OGDEN — Sometimes market forces take you in an unexpected direction.
When she launched her business, Edith Vargas sold clothing catering to the Latino market in Ogden. Later, after the operators of a beauty salon next door asked her to expand her offerings to food, things suddenly started morphing. The salon operators mainly wanted a nearby place where they could get an afternoon snack, but after others learned of the distinctly Mexican offering and demand took off, Vargas realized she was onto something.
“The food earned me more money, sold better,” said Vargas, originally from Ciudad Juarez, Mexico. Indeed, the original offering, the Piña Loca — a fruit cup of pineapple, mango and more — frequently drew long lines of customers snaking outside the door of her clothing store.
That was 2014. Realizing the future was in food — mixed fruit cups with spicy, tart and salty condiments on top — the clothing store soon closed, and in 2015 Changarro Loco at 3037 Washington Blvd. was born. Omar Vazquez, Vargas’ husband, left his job as a bread distributor to help out. The restaurant expanded offerings beyond snack items to tacos, quesadillas and more, and it’s currently in the midst of a major interior renovation, given the business’ growing fortunes. A food truck is coming next year.

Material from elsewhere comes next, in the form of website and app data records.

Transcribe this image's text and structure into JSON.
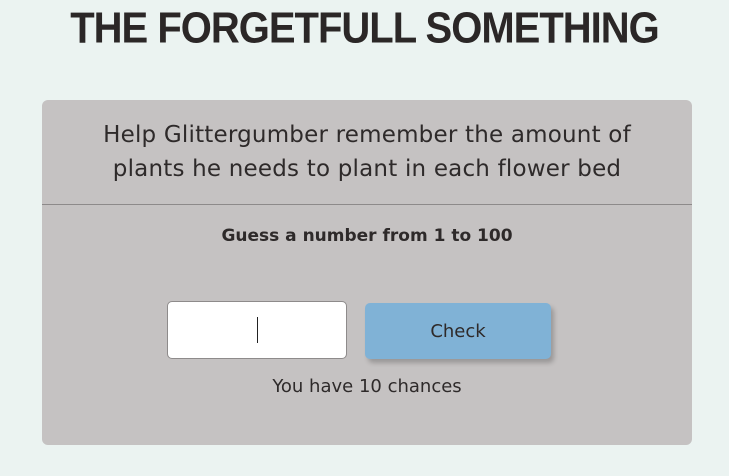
{
  "page": {
    "title": "THE FORGETFULL SOMETHING"
  },
  "card": {
    "header_text": "Help Glittergumber remember the amount of plants he needs to plant in each flower bed",
    "prompt": "Guess a number from 1 to 100",
    "input": {
      "value": "",
      "placeholder": ""
    },
    "check_label": "Check",
    "chances_text": "You have 10 chances"
  },
  "colors": {
    "background": "#ebf3f1",
    "card": "#c5c2c2",
    "button": "#80b2d6",
    "text": "#2e2a2a"
  }
}
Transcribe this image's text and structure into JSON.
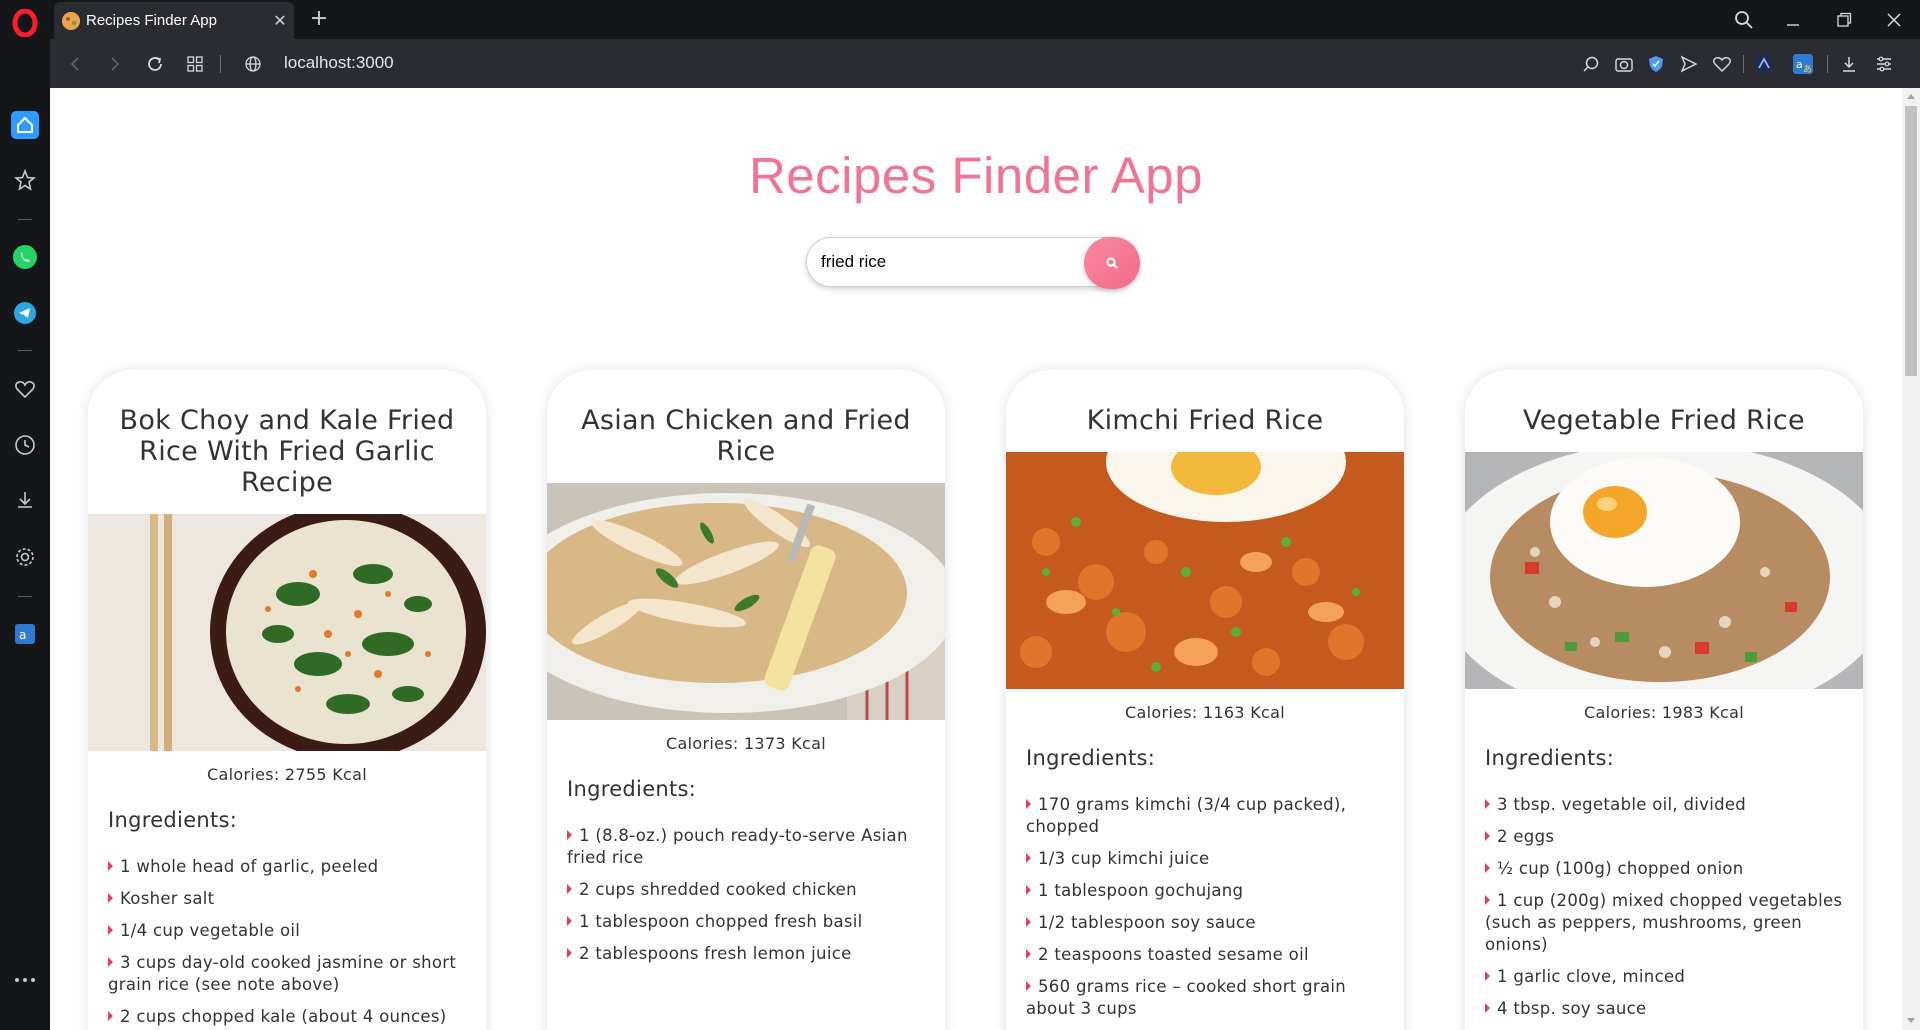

Competition is tough among Ogden’s array of Mexican restaurants and eateries. Changarro Loco distinguished itself from many through its snack offerings, the fruit cups. The cups variously feature slices and chunks of mango, pineapple, jicama, cucumber, cantaloupe, watermelon and more, topped with a spicy sauce and chili powder mix. The combination, popular in Mexico, creates a burst of contrasting flavors in the mouth.
In Spanish, such offerings are called chucherías, which Vargas translates as munchies. “It’s like a snack,” something to eat between meals, she said, noting their popularity among high schoolers, who frequent the locale when classes let out.
The fruit concoctions are made on-demand to assure freshness, and in Changarro Loco’s first two years of business those accounted for the majority of its sales. Among other snack-like offerings are slushy drinks doused with the same spicy salsas and powders — like the Chamangos Locos, a mango-based drink.
Since last year, Vargas estimates that business is split evenly between the fruit cups and other fare like tacos, quesadillas and tortas (Mexican-style sandwiches).
“People, they like different things,” said Vargas, explaining the shift from mainly fruit cups.
What’s more, the mix of offerings allows customers to get a meal and dessert at the same place.
“You don’t have to go anywhere else,” she said.
SPICY SALSAS, PARILLADA
For those after heartier fare, like the tacos, Changarro Loco offers a distinct array of salsas, including a sweet-and-spicy pineapple-based mix and another very spicy cranberry-based combo.
Vazquez, in charge of food preparation, points to the Parillada as another unique offering at Changarro Loco. Originally from Mexico City, Vazquez learned the food trade as a child, helping out at a family-run restaurant in the Mexican capital.
The $24.99 Parillada, advertised as feeding four, features a generous portion of grilled meat and sausage along with grilled nopales, onions and peppers. It’s served on a large plate with guacamole and tortillas.
On the snack side, another distinctly Mexican offering you won’t find everywhere — Tosti Locos. That’s a bag of spicy nacho chips split open and smothered with jicama, cucumber, pineapple, Japanese peanuts, spicy sauce and more. The locale also offers hot dogs and hamburgers.
Across the street from Changarro Loco sits Mariscos El Pariente, a small eatery specializing in Mexican-style seafood like ceviche, shrimp cocktail and fish tacos. Vargas’ brother-in-law runs El Pariente, and she said the two restaurants frequently deliver food from one locale to the other for families whose tastes range across the offerings of the two eateries.